ASSIGNED TASK
Where the string "time" appears in a line of the material below, copy that line.

INFORMATION SHOWN
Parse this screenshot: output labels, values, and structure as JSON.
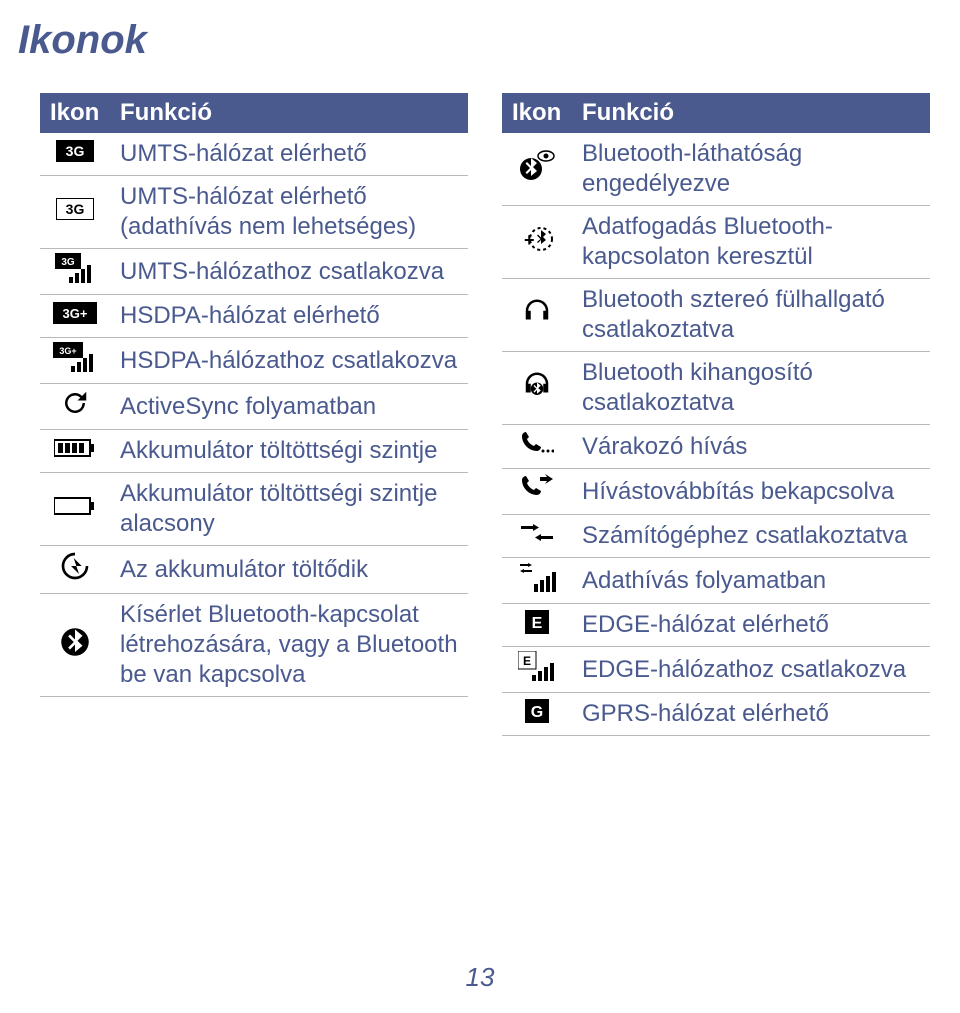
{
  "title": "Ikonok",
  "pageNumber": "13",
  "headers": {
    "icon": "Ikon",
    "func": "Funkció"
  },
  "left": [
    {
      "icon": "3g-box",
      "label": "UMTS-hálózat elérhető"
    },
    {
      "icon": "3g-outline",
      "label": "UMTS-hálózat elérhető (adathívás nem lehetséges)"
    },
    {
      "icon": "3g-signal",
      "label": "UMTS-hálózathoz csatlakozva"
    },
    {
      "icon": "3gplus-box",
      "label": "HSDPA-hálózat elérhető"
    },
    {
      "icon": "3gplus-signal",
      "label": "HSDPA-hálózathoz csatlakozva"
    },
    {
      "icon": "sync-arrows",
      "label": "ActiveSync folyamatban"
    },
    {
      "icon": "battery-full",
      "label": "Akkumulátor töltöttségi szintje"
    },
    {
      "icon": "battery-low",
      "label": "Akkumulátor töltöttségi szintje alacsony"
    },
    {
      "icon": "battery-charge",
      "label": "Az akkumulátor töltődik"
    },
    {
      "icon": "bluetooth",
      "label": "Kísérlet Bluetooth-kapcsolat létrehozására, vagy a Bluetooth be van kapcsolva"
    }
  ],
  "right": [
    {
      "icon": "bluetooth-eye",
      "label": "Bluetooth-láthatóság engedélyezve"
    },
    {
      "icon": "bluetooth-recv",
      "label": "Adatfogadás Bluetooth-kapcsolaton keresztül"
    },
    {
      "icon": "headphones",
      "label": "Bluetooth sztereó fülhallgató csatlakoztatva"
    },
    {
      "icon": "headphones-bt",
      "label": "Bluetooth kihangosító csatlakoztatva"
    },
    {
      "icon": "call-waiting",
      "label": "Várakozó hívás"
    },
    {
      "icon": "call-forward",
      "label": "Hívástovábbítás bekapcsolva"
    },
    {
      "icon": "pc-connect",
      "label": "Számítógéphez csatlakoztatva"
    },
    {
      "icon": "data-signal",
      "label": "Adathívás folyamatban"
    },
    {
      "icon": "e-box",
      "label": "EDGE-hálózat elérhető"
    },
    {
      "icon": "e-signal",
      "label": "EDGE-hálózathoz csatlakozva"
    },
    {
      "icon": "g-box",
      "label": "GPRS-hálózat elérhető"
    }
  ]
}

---

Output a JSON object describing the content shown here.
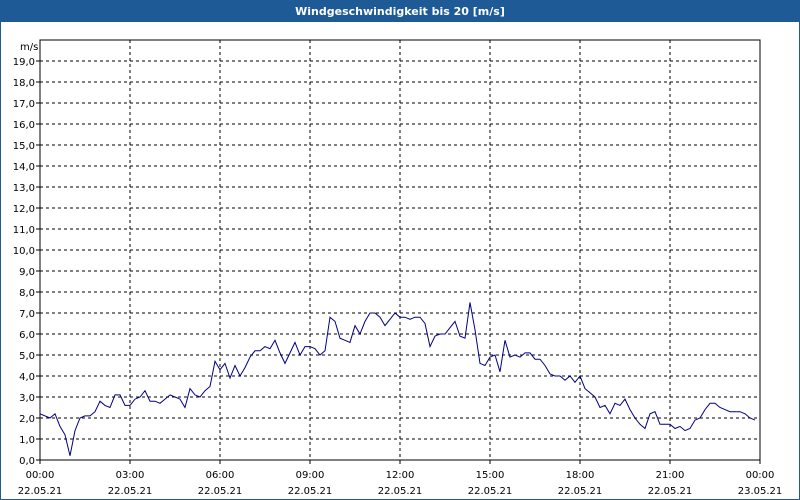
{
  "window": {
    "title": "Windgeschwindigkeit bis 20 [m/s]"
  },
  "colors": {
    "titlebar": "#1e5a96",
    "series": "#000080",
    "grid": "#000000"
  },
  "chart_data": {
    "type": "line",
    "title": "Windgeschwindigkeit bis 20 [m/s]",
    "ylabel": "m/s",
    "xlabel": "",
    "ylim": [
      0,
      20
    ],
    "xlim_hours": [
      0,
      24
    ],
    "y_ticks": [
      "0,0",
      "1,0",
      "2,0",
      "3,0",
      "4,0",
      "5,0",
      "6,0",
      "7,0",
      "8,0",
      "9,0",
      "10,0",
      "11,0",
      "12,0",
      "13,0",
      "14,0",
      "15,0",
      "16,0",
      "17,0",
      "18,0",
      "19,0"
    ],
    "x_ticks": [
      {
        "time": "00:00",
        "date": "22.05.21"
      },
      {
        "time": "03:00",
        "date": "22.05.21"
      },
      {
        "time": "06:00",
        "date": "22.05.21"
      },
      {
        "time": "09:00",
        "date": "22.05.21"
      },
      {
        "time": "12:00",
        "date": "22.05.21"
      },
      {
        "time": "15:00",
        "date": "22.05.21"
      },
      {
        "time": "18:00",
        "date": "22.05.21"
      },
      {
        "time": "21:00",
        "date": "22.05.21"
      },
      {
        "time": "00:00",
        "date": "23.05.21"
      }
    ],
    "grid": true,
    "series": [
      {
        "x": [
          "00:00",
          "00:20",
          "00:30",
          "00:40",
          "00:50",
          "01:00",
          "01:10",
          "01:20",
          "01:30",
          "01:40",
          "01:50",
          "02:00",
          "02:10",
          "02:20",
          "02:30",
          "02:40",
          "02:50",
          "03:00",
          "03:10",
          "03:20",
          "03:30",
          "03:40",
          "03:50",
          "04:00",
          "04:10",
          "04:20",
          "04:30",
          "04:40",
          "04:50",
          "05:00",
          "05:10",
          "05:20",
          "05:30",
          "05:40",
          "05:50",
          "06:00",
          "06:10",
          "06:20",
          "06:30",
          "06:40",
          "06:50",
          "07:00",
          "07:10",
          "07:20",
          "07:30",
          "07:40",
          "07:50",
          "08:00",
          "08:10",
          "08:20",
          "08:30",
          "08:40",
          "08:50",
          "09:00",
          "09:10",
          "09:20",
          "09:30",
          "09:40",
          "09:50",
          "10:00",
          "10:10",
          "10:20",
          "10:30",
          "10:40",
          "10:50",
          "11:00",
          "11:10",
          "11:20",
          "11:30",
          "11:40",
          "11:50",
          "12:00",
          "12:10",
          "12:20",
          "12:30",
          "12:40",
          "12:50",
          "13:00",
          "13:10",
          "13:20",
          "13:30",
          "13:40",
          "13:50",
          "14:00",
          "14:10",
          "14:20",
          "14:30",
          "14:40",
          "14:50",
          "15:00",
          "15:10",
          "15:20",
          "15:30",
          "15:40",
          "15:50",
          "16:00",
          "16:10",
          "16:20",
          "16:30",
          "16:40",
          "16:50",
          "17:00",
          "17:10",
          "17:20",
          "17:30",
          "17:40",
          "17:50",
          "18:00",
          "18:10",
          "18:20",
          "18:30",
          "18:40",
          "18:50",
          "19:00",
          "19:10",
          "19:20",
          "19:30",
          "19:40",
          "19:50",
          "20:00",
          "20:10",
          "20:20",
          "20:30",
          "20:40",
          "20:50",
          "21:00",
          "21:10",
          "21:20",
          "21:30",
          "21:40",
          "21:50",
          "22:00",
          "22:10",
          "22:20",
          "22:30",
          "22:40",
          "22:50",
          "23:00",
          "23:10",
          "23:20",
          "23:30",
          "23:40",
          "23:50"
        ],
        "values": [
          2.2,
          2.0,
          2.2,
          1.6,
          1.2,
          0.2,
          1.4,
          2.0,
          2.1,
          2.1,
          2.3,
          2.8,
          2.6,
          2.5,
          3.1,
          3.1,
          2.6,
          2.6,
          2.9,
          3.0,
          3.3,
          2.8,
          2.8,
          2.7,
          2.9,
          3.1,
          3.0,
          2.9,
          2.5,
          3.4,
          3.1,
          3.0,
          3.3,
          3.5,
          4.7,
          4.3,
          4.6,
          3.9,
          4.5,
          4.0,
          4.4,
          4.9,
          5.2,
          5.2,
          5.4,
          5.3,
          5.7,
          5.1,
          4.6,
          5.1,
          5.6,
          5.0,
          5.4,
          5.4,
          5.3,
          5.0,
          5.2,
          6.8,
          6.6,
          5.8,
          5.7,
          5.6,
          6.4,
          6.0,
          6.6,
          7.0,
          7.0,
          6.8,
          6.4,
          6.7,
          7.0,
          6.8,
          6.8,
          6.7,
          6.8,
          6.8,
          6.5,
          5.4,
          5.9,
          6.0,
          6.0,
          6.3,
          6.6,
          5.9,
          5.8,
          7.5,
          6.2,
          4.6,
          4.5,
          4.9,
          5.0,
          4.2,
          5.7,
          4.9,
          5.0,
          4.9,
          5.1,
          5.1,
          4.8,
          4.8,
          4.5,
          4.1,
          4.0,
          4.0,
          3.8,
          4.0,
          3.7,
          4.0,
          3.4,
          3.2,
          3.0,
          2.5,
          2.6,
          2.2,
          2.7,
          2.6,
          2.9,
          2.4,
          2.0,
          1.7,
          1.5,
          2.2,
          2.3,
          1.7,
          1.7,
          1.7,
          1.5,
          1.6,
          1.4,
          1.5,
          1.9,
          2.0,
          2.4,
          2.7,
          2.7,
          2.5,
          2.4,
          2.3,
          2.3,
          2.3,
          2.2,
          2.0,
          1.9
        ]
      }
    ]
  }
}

EXERCISE OUTPUT
        "time": "00:00",
        "time": "03:00",
        "time": "06:00",
        "time": "09:00",
        "time": "12:00",
        "time": "15:00",
        "time": "18:00",
        "time": "21:00",
        "time": "00:00",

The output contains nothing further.